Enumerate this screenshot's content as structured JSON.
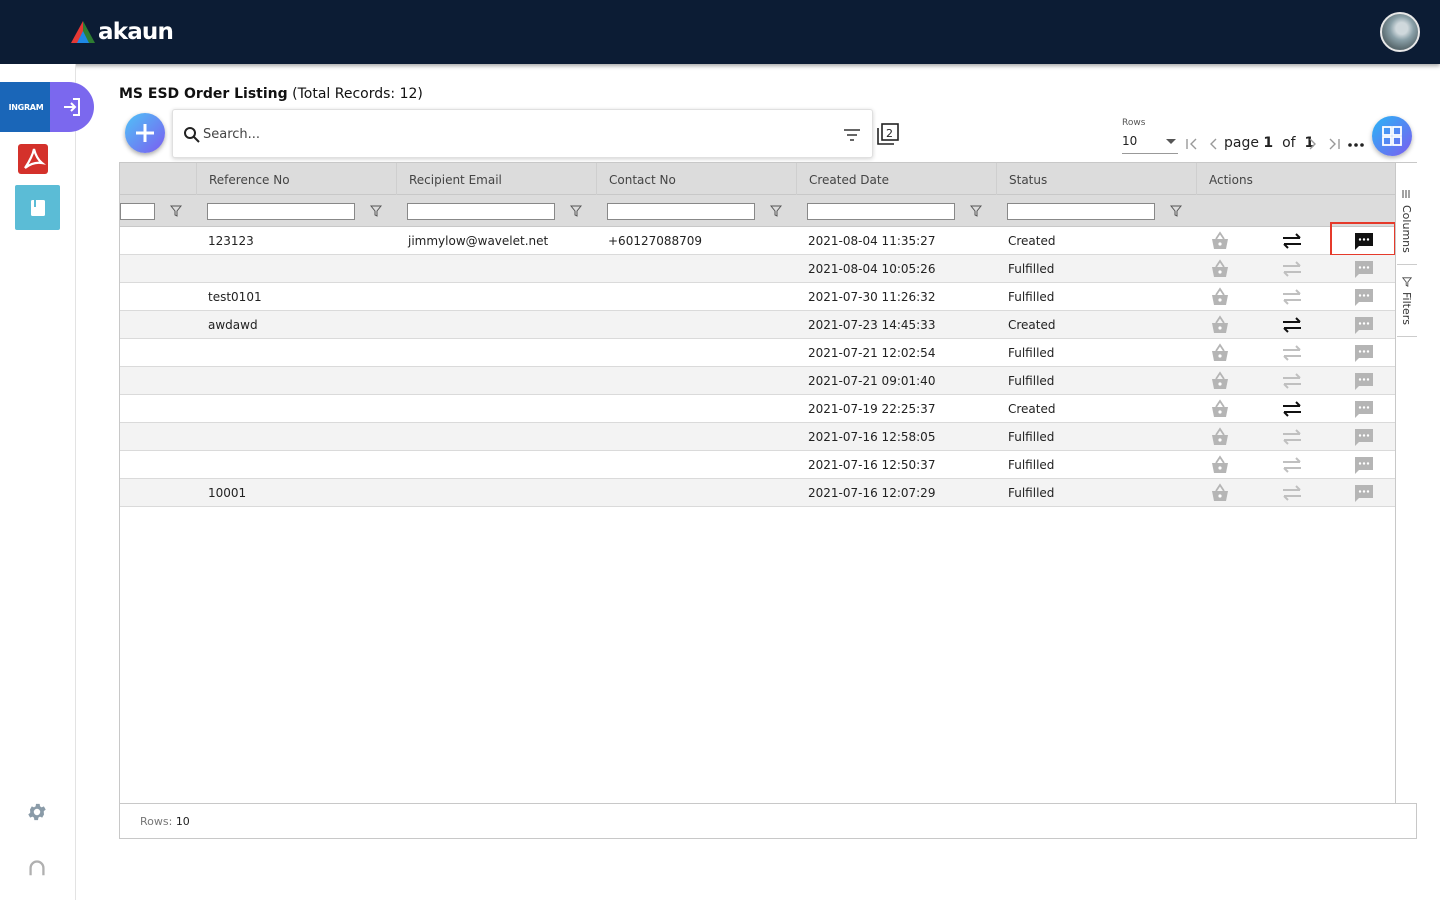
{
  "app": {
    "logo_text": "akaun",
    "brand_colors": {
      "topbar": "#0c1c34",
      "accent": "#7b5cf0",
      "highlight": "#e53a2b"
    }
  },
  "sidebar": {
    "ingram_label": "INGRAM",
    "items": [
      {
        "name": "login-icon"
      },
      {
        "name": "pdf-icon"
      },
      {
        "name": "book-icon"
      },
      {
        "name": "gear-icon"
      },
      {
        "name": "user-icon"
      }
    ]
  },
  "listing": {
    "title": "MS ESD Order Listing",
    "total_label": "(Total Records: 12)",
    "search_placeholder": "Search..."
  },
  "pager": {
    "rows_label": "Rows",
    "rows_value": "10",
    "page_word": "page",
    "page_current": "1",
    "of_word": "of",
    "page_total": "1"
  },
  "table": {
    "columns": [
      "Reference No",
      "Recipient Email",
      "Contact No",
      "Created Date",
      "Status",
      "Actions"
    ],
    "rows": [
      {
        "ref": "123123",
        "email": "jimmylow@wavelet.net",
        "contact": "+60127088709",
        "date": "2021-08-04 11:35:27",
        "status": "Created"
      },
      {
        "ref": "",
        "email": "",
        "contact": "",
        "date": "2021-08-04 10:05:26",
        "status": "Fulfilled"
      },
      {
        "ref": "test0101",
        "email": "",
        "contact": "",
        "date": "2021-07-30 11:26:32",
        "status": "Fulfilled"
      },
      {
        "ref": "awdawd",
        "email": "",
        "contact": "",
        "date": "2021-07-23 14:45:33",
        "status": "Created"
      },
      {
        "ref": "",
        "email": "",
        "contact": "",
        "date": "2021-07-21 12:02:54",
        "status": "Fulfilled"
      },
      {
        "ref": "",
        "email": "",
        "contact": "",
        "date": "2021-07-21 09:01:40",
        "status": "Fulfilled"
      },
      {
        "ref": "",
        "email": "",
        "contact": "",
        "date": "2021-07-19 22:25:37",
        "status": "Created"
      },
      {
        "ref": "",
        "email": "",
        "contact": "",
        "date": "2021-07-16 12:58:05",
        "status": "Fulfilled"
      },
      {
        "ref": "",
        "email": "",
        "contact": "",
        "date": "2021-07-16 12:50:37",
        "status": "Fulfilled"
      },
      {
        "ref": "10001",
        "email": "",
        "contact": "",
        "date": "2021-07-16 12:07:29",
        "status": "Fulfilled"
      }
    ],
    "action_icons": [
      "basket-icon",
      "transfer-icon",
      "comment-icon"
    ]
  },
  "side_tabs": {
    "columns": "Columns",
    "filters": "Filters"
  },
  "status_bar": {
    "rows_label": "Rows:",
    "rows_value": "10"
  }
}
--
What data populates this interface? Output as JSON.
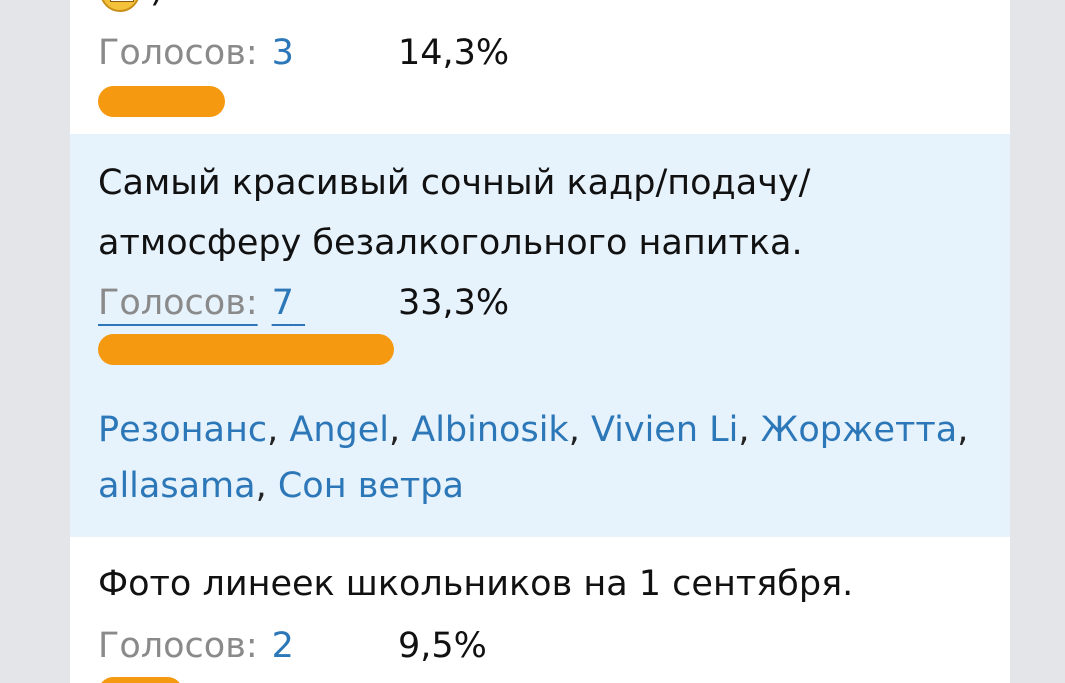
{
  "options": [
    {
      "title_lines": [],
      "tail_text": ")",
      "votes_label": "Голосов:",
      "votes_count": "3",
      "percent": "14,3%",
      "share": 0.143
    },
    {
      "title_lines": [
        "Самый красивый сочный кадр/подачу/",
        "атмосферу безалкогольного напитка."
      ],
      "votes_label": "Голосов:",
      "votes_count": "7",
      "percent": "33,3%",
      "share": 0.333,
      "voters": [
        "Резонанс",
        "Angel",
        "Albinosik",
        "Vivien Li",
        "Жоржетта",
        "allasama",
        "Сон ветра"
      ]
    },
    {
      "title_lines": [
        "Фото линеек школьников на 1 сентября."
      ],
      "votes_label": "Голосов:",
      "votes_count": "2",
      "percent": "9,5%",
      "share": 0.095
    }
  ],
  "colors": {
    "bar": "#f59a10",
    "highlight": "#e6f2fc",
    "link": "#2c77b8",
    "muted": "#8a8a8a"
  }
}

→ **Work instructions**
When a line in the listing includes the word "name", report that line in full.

→ **Reply**
        "name": "login-icon"
        "name": "pdf-icon"
        "name": "book-icon"
        "name": "gear-icon"
        "name": "user-icon"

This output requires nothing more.